#StopEACOP is a global online campaign that seeks to raise awareness of the effects of the project and calls for its cancellation.
What is EACOP, and what is wrong with it?
EACOP is a project to extract and transport crude oil from Uganda to Tanzania, led by the China National Offshore Oil Corporation (CNOOC) and French energy conglomerate TotalEnergies alongside the Uganda National Oil Company and Tanzania Petroleum Development Cooperation.
If it goes on, EACOP would have disastrous consequences for local communities, for wildlife and for the entire planet. In other words, it will affect humans, nature and climate. It threatens to displace thousands of families and farmers from their land. It poses significant risks to water resources and wetlands in both Uganda and Tanzania – including the Lake Victoria basin, which over 40 million people rely on for drinking water and food production.
Additionally, EACOP would increase the severity of the global climate emergency by transporting oil that, when burned, will generate over 34 million tonnes of carbon emissions per year. The pipeline would also open up critical ecosystems in the landlocked regions of Central and Eastern Africa to commercial oil exploitation.
It would also rip through numerous sensitive biodiversity hotspots and risk significantly degrading several nature reserves crucial to the preservation of threatened species, including elephants, lions and chimpanzees.
How are you mobilising against EACOP?
Civil society came together under a global campaign that we have called #StopEACOP, aimed at sharing news related to the pipeline project and distributing resources to help people organise and take action against it.
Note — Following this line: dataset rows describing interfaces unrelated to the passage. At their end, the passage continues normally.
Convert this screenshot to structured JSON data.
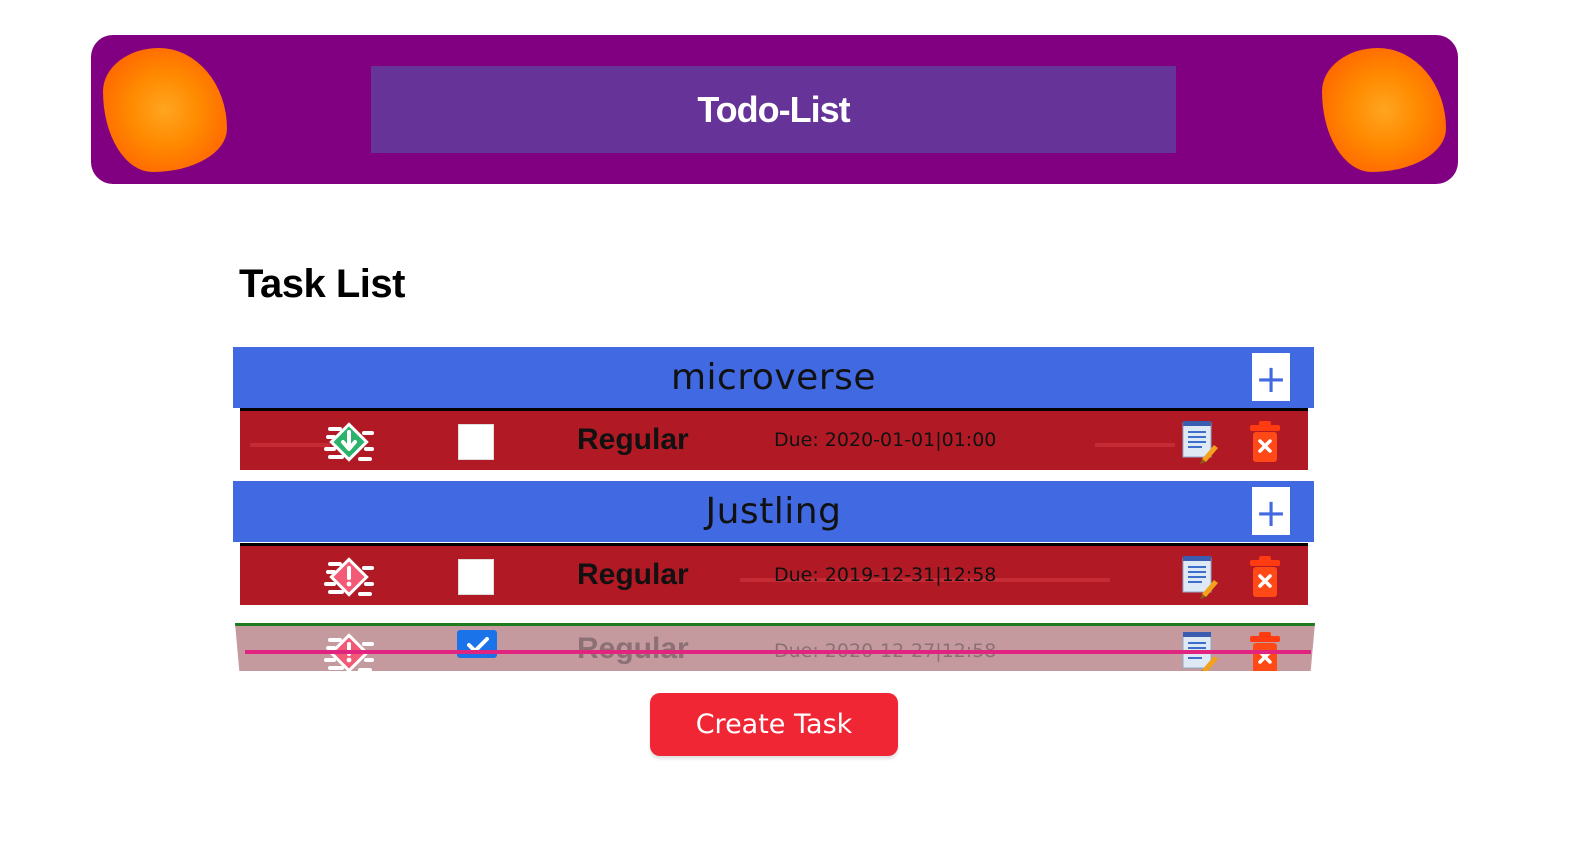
{
  "header": {
    "title": "Todo-List"
  },
  "section_title": "Task List",
  "projects": [
    {
      "name": "microverse",
      "add_label": "+",
      "tasks": [
        {
          "priority": "low",
          "checked": false,
          "title": "Regular",
          "due": "Due: 2020-01-01|01:00"
        }
      ]
    },
    {
      "name": "Justling",
      "add_label": "+",
      "tasks": [
        {
          "priority": "high",
          "checked": false,
          "title": "Regular",
          "due": "Due: 2019-12-31|12:58"
        },
        {
          "priority": "high",
          "checked": true,
          "title": "Regular",
          "due": "Due: 2020-12-27|12:58"
        }
      ]
    }
  ],
  "create_button": "Create Task",
  "colors": {
    "header_bg": "#810081",
    "title_box": "#663399",
    "project_bar": "#4169e1",
    "task_row": "#b11a25",
    "completed_row": "#c49a9e",
    "create_button": "#f02634"
  }
}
#StopEACOP is led by an alliance of local groups and communities and African and global civil society organisations (CSOs). Over 260 CSOs have endorsed it and are working towards realising the campaign’s objectives through public mobilisation, legal action, research, shareholder activism and media advocacy.
Since environmental licences have been awarded for the pipeline and associated oil fields in Kingfisher and Tilenga, several cases have been filed against the EACOP pipeline, including at the East African Court of Justice and in French courts against TotalEnergies, under the duty of vigilance law.
We hope that our campaign will put enough pressure on the companies and governments involved so that they will put an end to the pipeline project and prioritise the wellbeing of people and the environment.
How have the governments involved responded to the #StopEACOP campaign?
The governments of both Tanzania and Uganda are committed to seeing this project through despite the fact that each will receive only 15 per cent of the proceeds from the crude oil going through the pipeline. TotalEnergies and CNOOC hold 70 per cent of the pipeline’s shares, so they will be the ones pocketing 70 per cent of the proceeds from crude oil.
Additionally, TotalEnergies and CNOOC both get tax benefits, including a waiver on payment of corporate tax for 10 years once the pipeline becomes operational and on the value-added tax on imported products and materials needed for the pipeline. They are required to pay only five per cent in withholding tax instead of the required 15 per cent.
We haven’t stopped trying to engage the Tanzanian and Ugandan governments, although some of our members, and especially community partners, have been arrested and detained, had their offices raided or been threatened with the deregistration of their organisations. The government has had a part to play in most if not all these challenges, but we have continued to engage and use all legal mechanisms and processes available to make sure our community partners are protected.
What kind of support do you need from international civil society and the wider international community?
Allied organisations, activists and regular people are welcome to visit our website and click on our action page, which suggests a variety of actions addressed at the companies involved and governments and their funders and insurers. Please take as many of the actions listed as you can, prioritising those targeting insurance companies and banks. This is key because the EACOP project will need multi-billion-dollar loans to proceed, as well as numerous insurance policies covering every component of the project.
People can also donate to the cause. All the resources we receive are shared with our community partners and support any security and legal needs that may arise, including legal representation fees.
You can follow us on our social media pages to get updates on the campaign and subscribe to receive email updates on the progress of the campaign and upcoming actions that you can endorse or take part in.
Civic space in both Tanzania and Uganda is rated ‘repressed’ by the CIVICUS Monitor.
Get in touch with #StopEACOP through its website or its Facebook and Instagram pages, and follow @stopEACOP on Twitter.